A Look Into Inter-Cultural Influence Wins Scholarship Competition

Student explores Africa's Effect on Italian Fashion

Many people consider Italy as the center of Western fashion and design. One student’s project, which explored the influence that African culture has on Italian design, was selected as the winner in the first-ever Kent State Florence Scholarship Competition this past spring (see earlier story). Kimberly Debnam’s project, The Influence of Africa(ns) on Italian Culture, was selected from among eleven competing student project entries by the competition’s panel of judges. Kimberly, a Managerial Marketing major in the College of Business Administration, was presented with her first place award – a $1000 scholarship – during a special awards ceremony on Thursday, May 11, near the close of the spring semester at the Palazzo Vettori, the home of Kent State education abroad program in Florence Italy.

Kimberly noted the inspiration for her unique look at how different cultures interconnect and influence each other in her project proposal: “Many people have the idea that America is a melting pot of cultures, but I refuse to accept that the United States is the only country that has allowed itself to be heavily influenced by other countries and cultures. Given my background I began to wonder if Africans had an impact on Italy similar to that of the Americas.”

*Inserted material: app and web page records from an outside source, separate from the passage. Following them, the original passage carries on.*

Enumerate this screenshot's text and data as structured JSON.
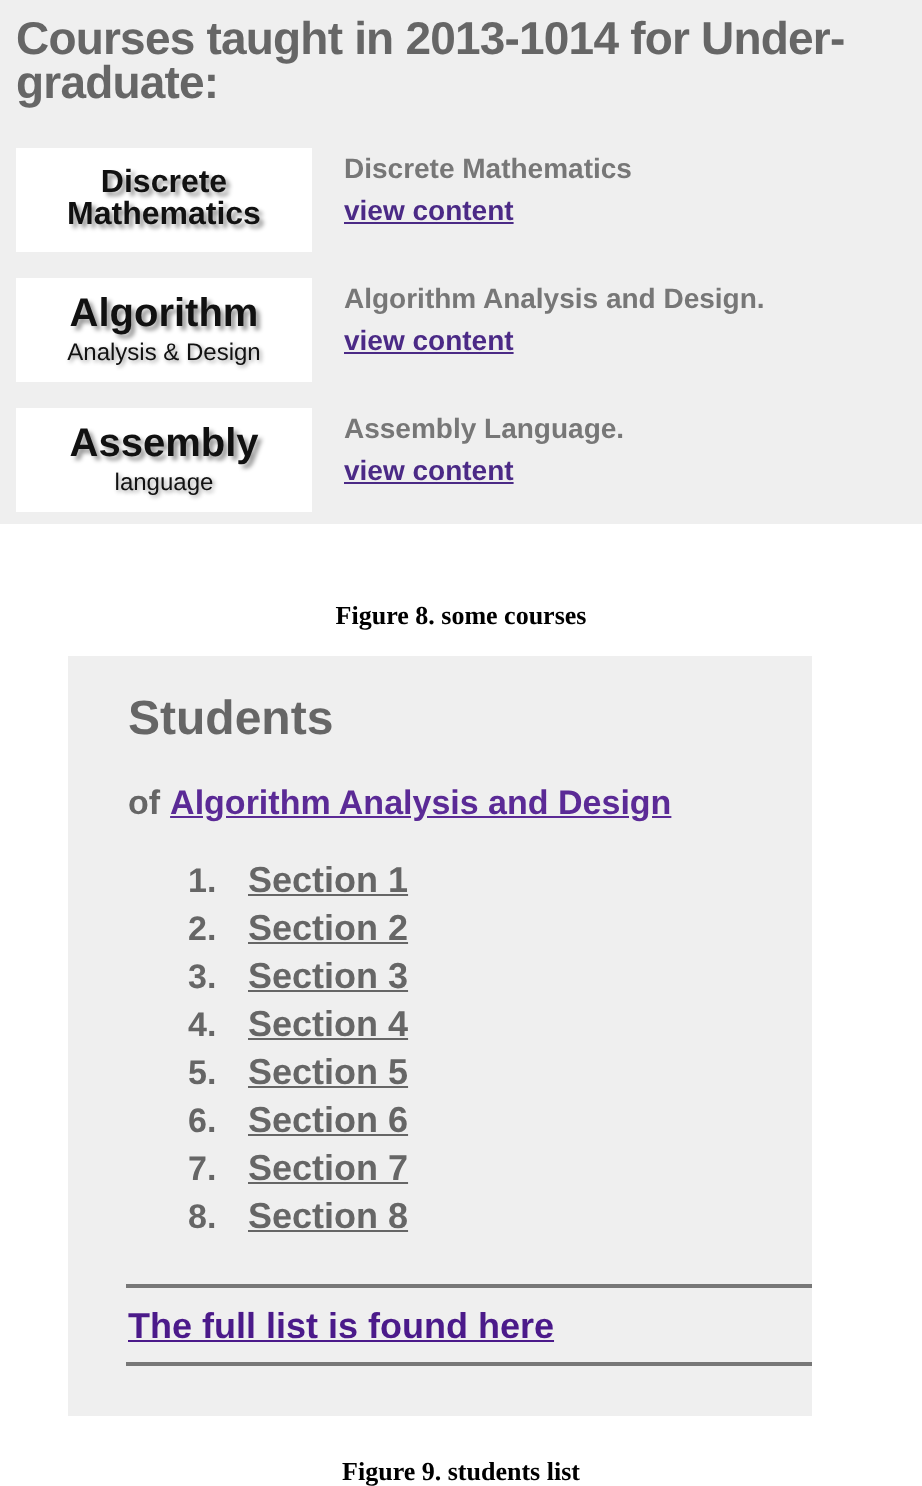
{
  "courses_panel": {
    "title": "Courses taught in 2013-1014 for Under-graduate:",
    "courses": [
      {
        "logo_title": "Discrete",
        "logo_subtitle": "Mathematics",
        "kind": "two-line",
        "name": "Discrete Mathematics",
        "link": "view content"
      },
      {
        "logo_title": "Algorithm",
        "logo_subtitle": "Analysis & Design",
        "kind": "title-subtitle",
        "name": "Algorithm Analysis and Design.",
        "link": "view content"
      },
      {
        "logo_title": "Assembly",
        "logo_subtitle": "language",
        "kind": "title-subtitle",
        "name": "Assembly Language.",
        "link": "view content"
      }
    ]
  },
  "caption_1": "Figure 8. some courses",
  "students_panel": {
    "title": "Students",
    "of_label": "of",
    "course_link": "Algorithm Analysis and Design",
    "sections": [
      {
        "number": "1.",
        "label": "Section 1"
      },
      {
        "number": "2.",
        "label": "Section 2"
      },
      {
        "number": "3.",
        "label": "Section 3"
      },
      {
        "number": "4.",
        "label": "Section 4"
      },
      {
        "number": "5.",
        "label": "Section 5"
      },
      {
        "number": "6.",
        "label": "Section 6"
      },
      {
        "number": "7.",
        "label": "Section 7"
      },
      {
        "number": "8.",
        "label": "Section 8"
      }
    ],
    "full_list_link": "The full list is found here"
  },
  "caption_2": "Figure 9. students list"
}
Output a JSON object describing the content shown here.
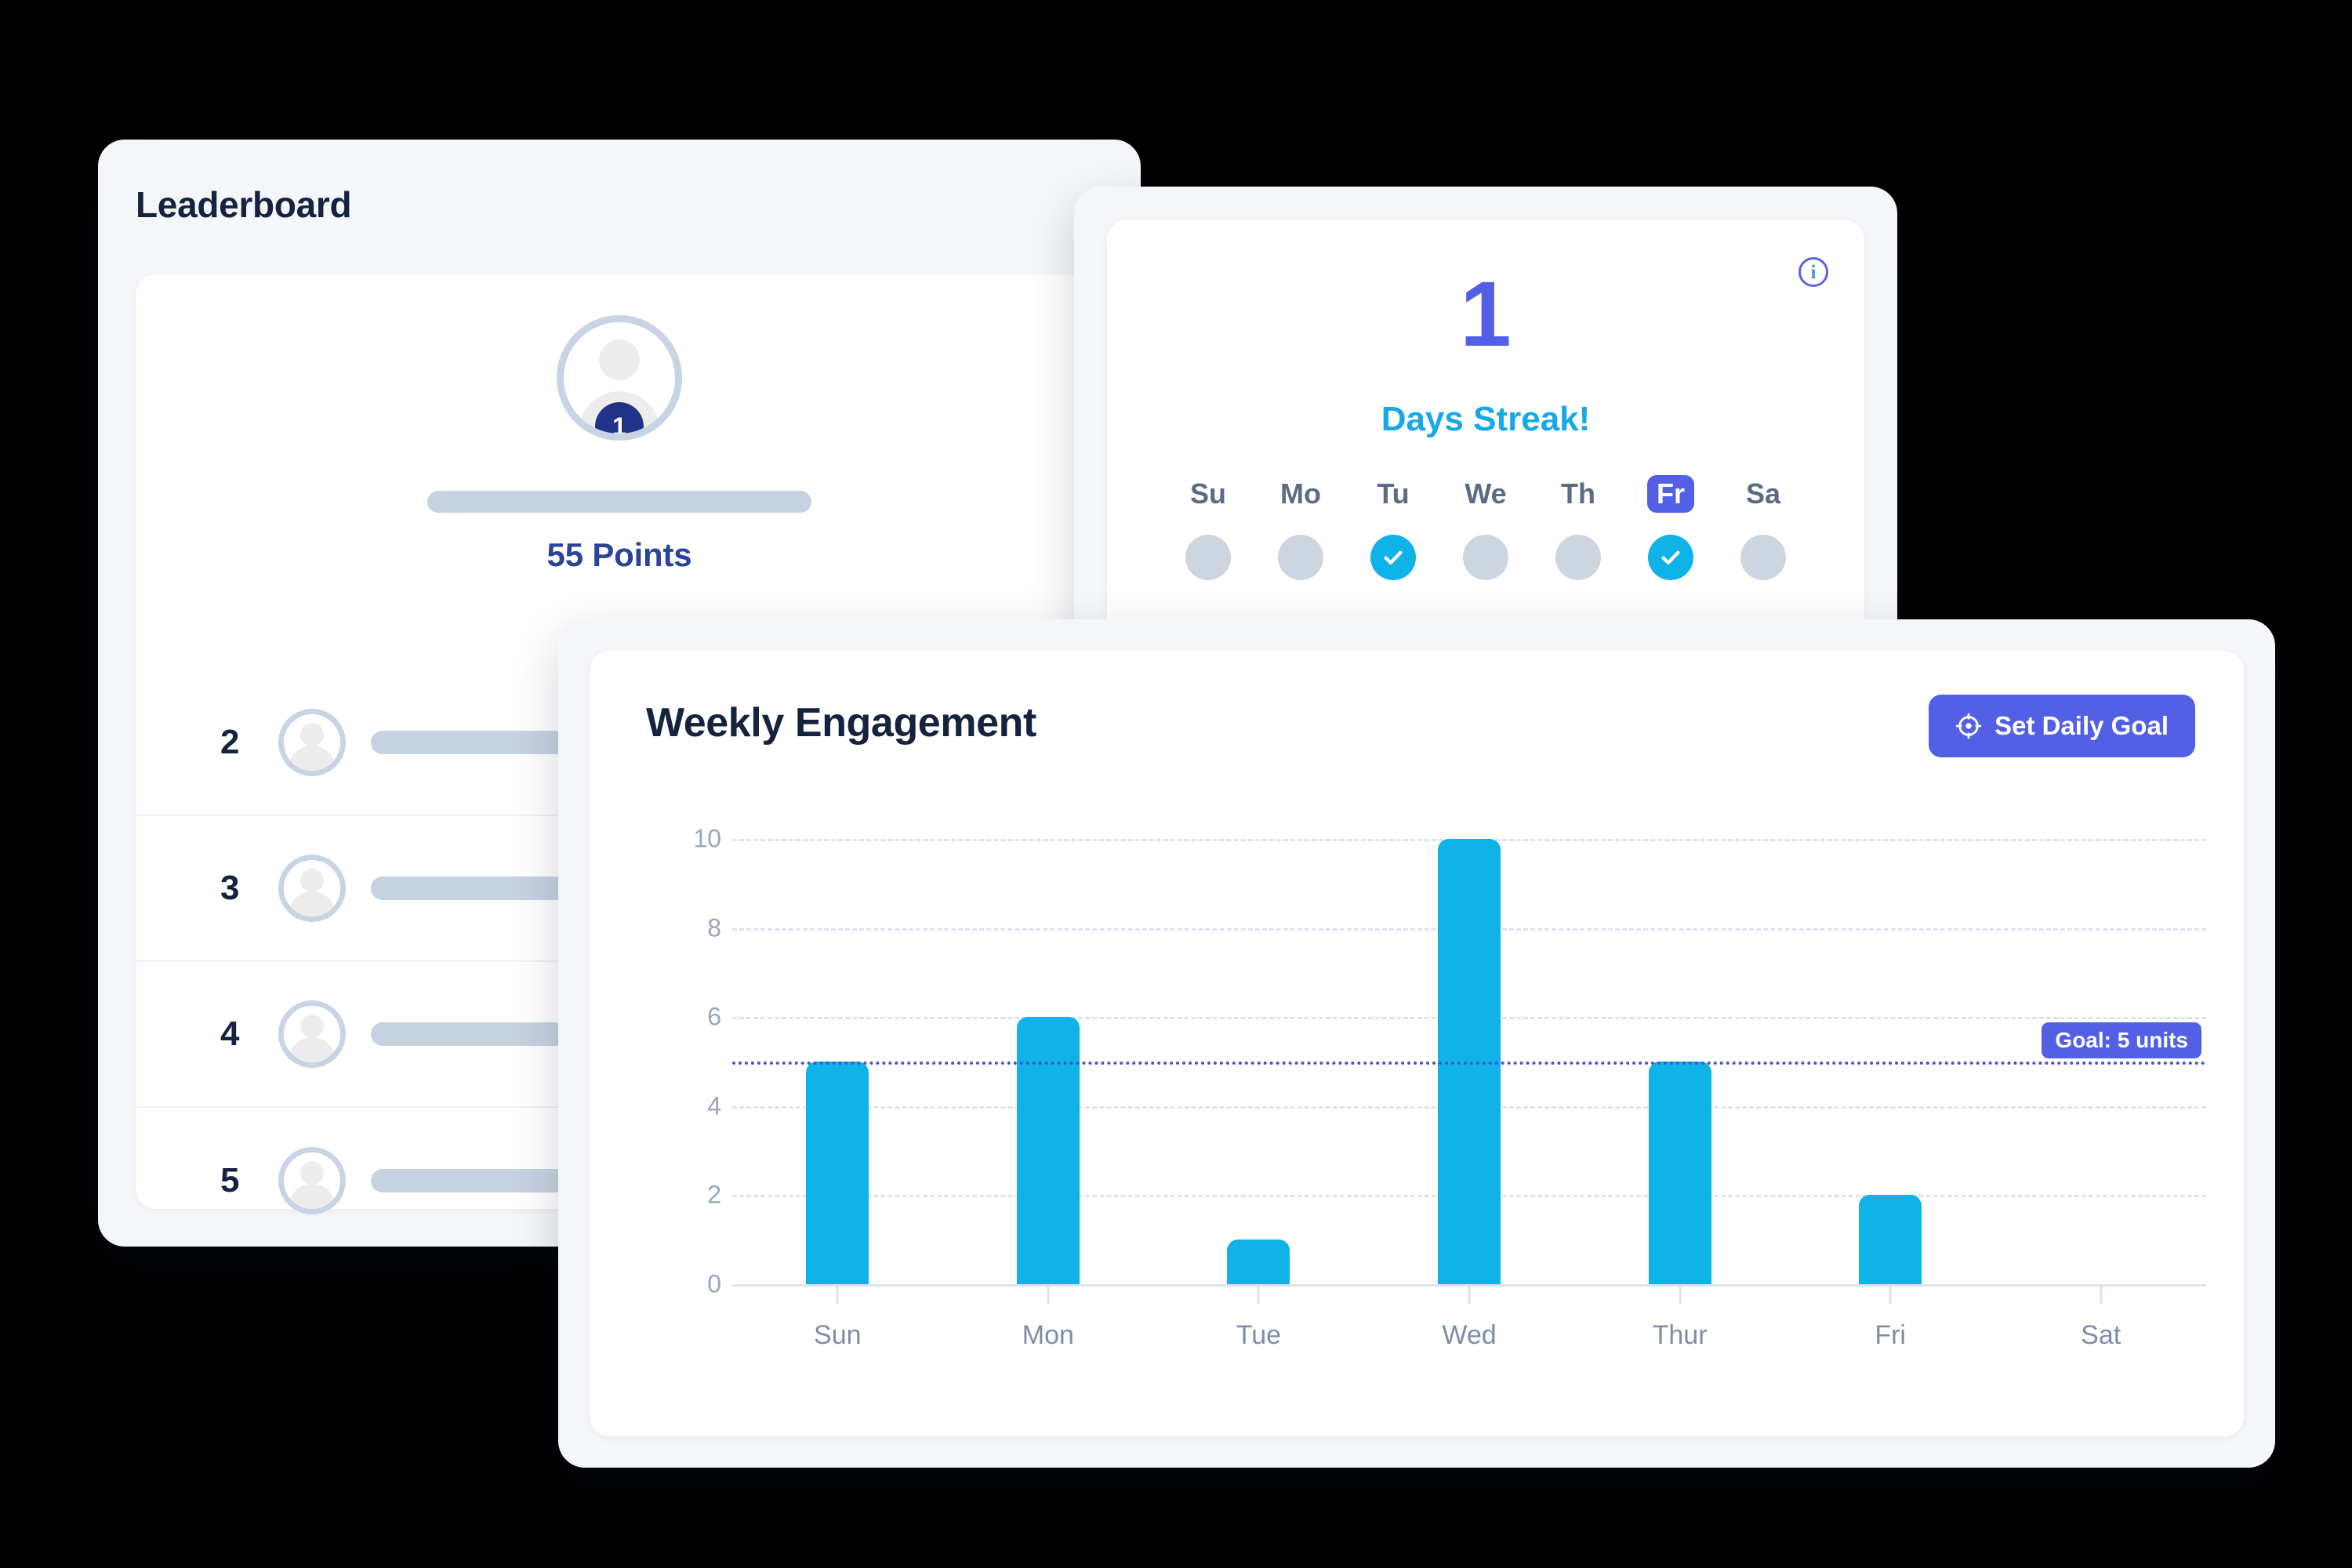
{
  "leaderboard": {
    "title": "Leaderboard",
    "top_user": {
      "rank": "1",
      "points": "55 Points",
      "name_redacted": true
    },
    "rows": [
      {
        "rank": "2"
      },
      {
        "rank": "3"
      },
      {
        "rank": "4"
      },
      {
        "rank": "5"
      }
    ]
  },
  "streak": {
    "count": "1",
    "label": "Days Streak!",
    "info_icon": "info-icon",
    "info_glyph": "i",
    "days": [
      {
        "label": "Su",
        "completed": false,
        "today": false
      },
      {
        "label": "Mo",
        "completed": false,
        "today": false
      },
      {
        "label": "Tu",
        "completed": true,
        "today": false
      },
      {
        "label": "We",
        "completed": false,
        "today": false
      },
      {
        "label": "Th",
        "completed": false,
        "today": false
      },
      {
        "label": "Fr",
        "completed": true,
        "today": true
      },
      {
        "label": "Sa",
        "completed": false,
        "today": false
      }
    ]
  },
  "chart_card": {
    "title": "Weekly Engagement",
    "set_goal_button": {
      "label": "Set Daily Goal",
      "icon": "target-crosshair-icon"
    }
  },
  "chart_data": {
    "type": "bar",
    "title": "Weekly Engagement",
    "xlabel": "",
    "ylabel": "",
    "categories": [
      "Sun",
      "Mon",
      "Tue",
      "Wed",
      "Thur",
      "Fri",
      "Sat"
    ],
    "values": [
      5,
      6,
      1,
      10,
      5,
      2,
      0
    ],
    "yticks": [
      0,
      2,
      4,
      6,
      8,
      10
    ],
    "ylim": [
      0,
      10
    ],
    "grid": true,
    "legend": "none",
    "bar_color": "#0fb3e8",
    "goal": {
      "value": 5,
      "label": "Goal: 5 units",
      "line_color": "#4652d8"
    }
  },
  "colors": {
    "accent_blue": "#0fb3e8",
    "accent_indigo": "#5360e6",
    "navy": "#16233f",
    "badge_navy": "#1f3286",
    "muted": "#c7d2e1",
    "card_bg": "#f4f6f9",
    "page_bg": "#000000"
  }
}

Besides Kimberly’s first place finish, projects submitted by two other students received honorable mention in the competition. Abigail Konyak, a Communication Studies major in the College of Communications, pursued a project titled Behind the Scenes Up Front, in which she established a student-run Instagram account to record the experiences of students currently studying in Florence and then used those experiences to encourage other students to pursue a study abroad experience. “The idea is to show a day in the life of each cohort to more understand and appreciate the amazing work that the students do while abroad,” Abigail explains.

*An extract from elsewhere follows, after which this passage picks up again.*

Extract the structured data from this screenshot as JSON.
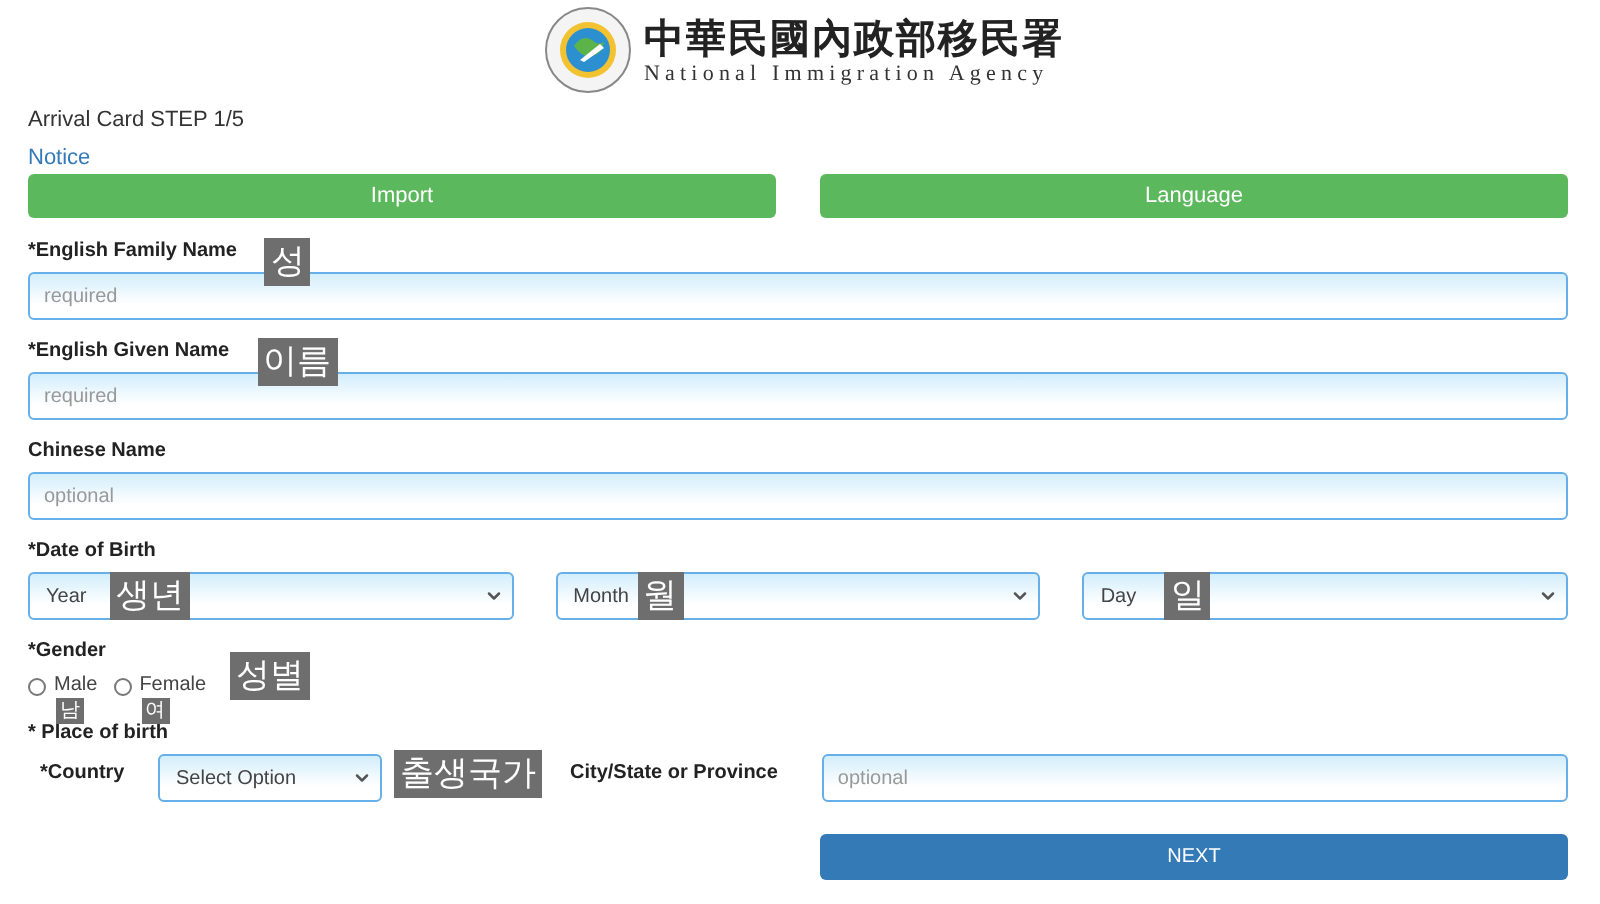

Nicolette Fisher found inspiration for her project Emergency Procedures for Incidents of Terrorism in the concerns that many students express about the threat of terrorism while studying abroad. Ultimately, Nicolette’s project will result in a training manual with emergency procedures for students and faculty involved with study abroad programs. “The first edition of my training will focus specifically on Kent State’s Florence program, and if successful, will expand to other Kent State abroad programs,” Nicolette noted in her project proposal.

Eleven students initially submitted their project proposals on April 18. A few weeks later on May 11, the students each made formal presentations of their projects to the competition’s judges. Following the presentations, the students’ work was exhibited in the Library Lounge of the Palazzo Vettori through the end of the semester.

The key step in the competition was the students’ presentation of their projects to a jury consisting of Director Fabrizio Ricciardelli and Florence professors Fabio Corsini, Nicoletta Peluffo, Simone Anselmi, Paola Giaconia and Pat Kinsella. Participants prepared presentations consisting of 9 timed slides for a total presentation time of 3 minutes. Such a format was chosen to require students to condense large and complex ideas into a concise mode of communication. “Aside from being an obvious and daunting challenge,” says Andy Wyatt, Administrative Assistant in Florence and the chief architect of the competition. “(The presentations) gave them experience with a very useful professional skill.”

“The contest was initially conceived as a way to encourage our students to take an extra step in utilizing their time in Florence,” continues Andy. “Our incredible faculty and staff work constantly to expose the students to topics and ideas pertaining to their studies and we wanted to give them a way to create a final product based on topic that can be of both personal and professional use. After an initial proposal, participants worked throughout the semester to bring their work to completion with the potential to win the $1,000 scholarship prize."